Let’s face it – at some point, you will definitely need to escape the bubble of campus life at York. The 60s concrete, dirty lake and evil black swans do certainly have their charms but there’s a whole other world out there down the road from Vanbrugh Palace, not least when there is an essay to be avoided. So when you do stumble out of campus, wide-eyed in shock at seeing people older than 22, here is a quick guide to what York and the surrounding area has to entertain the procrastinating student during the day.
“Oh, York, it’s a lovely place!” is the ever-common refrain when one’s chosen university is mentioned to people of a certain age. Indeed it is. Unfortunately, legions of tourists have also come to appreciate this, and thus it is wise not to rock up to town’s main attractions on a Saturday and expect immediate entry. The Minster is York’s most impressive landmark, and entry is free with your student card – students from other universities are forced to pay. Unsurprisingly, the history of York is exploited to a heavy degree for the tourists, with the Castle Museum, Jorvik Viking Centre and the York Dungeons all being popular. You can also visit the Shambles (apparently the oldest medieval street in the UK), go ice skating on the outdoor rink before Christmas, walk the walls, go on a Ghost Tour, visit Clifford’s Tower (or perhaps just roll down it naked like our new YUSU President apparently did once) or go for afternoon tea at Betty’s (bring parents or a rich friend to foot the bill if you don’t want to kiss goodbye to the loan before the end of Freshers’ Week; the scones are pretty pricey).
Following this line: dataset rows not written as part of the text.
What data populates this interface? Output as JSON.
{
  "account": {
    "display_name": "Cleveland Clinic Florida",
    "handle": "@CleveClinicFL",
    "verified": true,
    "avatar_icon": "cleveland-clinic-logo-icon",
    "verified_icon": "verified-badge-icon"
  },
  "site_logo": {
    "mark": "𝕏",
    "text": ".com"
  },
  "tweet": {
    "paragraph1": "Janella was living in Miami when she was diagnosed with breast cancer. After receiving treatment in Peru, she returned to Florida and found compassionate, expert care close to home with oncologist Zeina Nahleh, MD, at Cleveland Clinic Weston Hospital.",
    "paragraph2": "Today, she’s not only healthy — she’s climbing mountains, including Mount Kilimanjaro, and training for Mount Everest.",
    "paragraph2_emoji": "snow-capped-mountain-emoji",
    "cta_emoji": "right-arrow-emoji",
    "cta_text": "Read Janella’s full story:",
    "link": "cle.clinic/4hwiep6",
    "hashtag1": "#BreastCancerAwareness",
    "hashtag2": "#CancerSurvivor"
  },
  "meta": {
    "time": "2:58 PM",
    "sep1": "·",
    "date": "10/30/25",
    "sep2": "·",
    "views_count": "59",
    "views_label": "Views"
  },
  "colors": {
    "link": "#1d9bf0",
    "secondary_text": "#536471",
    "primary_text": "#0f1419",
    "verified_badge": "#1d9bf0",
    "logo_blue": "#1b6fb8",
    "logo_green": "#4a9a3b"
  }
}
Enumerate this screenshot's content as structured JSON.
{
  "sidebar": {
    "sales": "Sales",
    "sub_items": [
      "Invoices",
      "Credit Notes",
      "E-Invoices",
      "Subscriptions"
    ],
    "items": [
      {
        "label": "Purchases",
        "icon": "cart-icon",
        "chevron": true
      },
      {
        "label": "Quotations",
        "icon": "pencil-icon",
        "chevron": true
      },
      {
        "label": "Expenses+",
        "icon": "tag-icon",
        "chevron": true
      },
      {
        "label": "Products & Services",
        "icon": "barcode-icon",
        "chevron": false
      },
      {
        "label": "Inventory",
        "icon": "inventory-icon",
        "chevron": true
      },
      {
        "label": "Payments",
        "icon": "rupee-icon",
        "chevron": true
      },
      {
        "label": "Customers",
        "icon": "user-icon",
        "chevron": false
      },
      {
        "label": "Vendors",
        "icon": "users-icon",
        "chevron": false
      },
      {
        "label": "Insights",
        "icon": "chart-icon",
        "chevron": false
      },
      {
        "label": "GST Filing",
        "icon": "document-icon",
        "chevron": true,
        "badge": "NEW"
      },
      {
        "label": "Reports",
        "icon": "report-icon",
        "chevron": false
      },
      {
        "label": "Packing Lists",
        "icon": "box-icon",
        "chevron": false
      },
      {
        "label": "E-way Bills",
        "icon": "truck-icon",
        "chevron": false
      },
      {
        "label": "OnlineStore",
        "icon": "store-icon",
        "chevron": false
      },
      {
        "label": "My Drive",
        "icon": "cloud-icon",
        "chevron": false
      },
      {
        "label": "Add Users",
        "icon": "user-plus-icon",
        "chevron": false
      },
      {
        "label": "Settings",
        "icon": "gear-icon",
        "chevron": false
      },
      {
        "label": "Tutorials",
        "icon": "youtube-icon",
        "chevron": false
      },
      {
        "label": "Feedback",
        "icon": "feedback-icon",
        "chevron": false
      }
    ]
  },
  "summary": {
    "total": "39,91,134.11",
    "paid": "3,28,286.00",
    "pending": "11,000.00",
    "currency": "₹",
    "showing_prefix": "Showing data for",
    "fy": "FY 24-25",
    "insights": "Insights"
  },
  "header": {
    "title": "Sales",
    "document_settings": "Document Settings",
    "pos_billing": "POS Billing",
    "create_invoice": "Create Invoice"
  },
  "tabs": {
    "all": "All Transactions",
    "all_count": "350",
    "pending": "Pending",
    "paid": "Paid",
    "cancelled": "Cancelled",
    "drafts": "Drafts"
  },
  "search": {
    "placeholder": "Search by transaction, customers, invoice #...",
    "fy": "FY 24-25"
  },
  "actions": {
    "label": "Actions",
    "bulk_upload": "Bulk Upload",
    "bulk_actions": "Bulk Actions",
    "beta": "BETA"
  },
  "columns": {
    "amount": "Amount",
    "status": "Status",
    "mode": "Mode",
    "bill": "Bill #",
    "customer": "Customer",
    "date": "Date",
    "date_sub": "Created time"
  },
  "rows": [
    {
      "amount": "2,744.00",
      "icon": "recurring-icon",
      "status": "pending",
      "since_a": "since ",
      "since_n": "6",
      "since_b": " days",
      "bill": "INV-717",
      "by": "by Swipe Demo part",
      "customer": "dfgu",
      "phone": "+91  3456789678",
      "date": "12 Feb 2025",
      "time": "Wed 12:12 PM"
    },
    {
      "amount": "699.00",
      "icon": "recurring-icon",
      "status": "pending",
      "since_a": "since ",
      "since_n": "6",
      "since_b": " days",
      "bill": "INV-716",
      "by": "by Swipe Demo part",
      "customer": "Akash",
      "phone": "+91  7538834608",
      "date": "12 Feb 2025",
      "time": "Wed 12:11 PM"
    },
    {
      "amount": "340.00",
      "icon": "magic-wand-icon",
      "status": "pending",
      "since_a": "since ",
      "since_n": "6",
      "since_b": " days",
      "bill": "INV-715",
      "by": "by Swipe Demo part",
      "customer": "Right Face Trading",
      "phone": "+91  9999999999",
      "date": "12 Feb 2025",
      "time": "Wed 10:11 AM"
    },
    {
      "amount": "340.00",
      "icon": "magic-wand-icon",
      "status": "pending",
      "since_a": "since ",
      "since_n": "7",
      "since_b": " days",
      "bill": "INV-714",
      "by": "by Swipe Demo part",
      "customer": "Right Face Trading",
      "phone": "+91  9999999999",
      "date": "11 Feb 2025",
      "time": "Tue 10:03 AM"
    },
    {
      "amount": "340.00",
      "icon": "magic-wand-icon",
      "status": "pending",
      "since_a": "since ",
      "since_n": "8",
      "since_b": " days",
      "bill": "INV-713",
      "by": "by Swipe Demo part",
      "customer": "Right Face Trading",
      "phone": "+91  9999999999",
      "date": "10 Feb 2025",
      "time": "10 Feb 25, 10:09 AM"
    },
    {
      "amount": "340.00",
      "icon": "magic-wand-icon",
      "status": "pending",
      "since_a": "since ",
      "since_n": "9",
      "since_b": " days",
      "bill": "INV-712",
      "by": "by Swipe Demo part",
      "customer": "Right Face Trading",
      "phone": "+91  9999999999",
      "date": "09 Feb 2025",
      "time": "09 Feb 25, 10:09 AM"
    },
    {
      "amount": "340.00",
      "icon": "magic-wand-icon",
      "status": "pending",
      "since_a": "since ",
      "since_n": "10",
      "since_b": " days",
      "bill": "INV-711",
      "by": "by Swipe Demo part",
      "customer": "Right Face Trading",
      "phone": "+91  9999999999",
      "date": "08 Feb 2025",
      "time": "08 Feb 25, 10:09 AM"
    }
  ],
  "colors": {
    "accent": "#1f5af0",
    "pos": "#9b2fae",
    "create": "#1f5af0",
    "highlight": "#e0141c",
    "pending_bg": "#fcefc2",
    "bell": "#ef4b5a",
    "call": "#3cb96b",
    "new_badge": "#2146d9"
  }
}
For those who find cultural nourishment in the acquisition of a bargain from the sales rather than even attempting anything more high-brow, the town centre provides the usual high street shops, albeit with the lack of a Primark. Head there during the week and you can have a nice huge Topshop almost to yourself, which makes a £3,000 fee for five hours contact time a week almost seem like a good thing. You can also venture further to Monks’ Cross for similar things, although it’s a bit of a trek, especially if you don’t have the good fortune to make friends with someone with a car (Halifax is good for this one thing only). Over this way is also Clifton Moor, which has a Vue cinema. York itself has a City Screen, making it much more accessible for the standard student, but with prices to match and a relatively small capacity, it cannot always be relied upon for the most popular of films.
Day trips to the seaside are certainly within the realm of possibility (cue excitement), with various coastal resorts being roughly an hour away on the train. Scarborough is good for a fill of arcades and other rather tacky shenanigans, but does have a decent-sized beach, whereas Whitby is geared towards the more elderly of seasiders. Harrogate and Skipton are also within reach, but the bright lights of Leeds are probably the most obvious destination. With a Harvey Nichols and various other designer shops and general city vibe with everyone rushing about doings lots all at once, it’s a nice little excursion if the relatively sedate York ever seems a bit claustrophobic.
Alternatively, you could just stay in halls and do that essay. But we didn’t come to university to work, did we?
(Betty’s photo by HeyWayne – Creative Commons BY-NC-SA)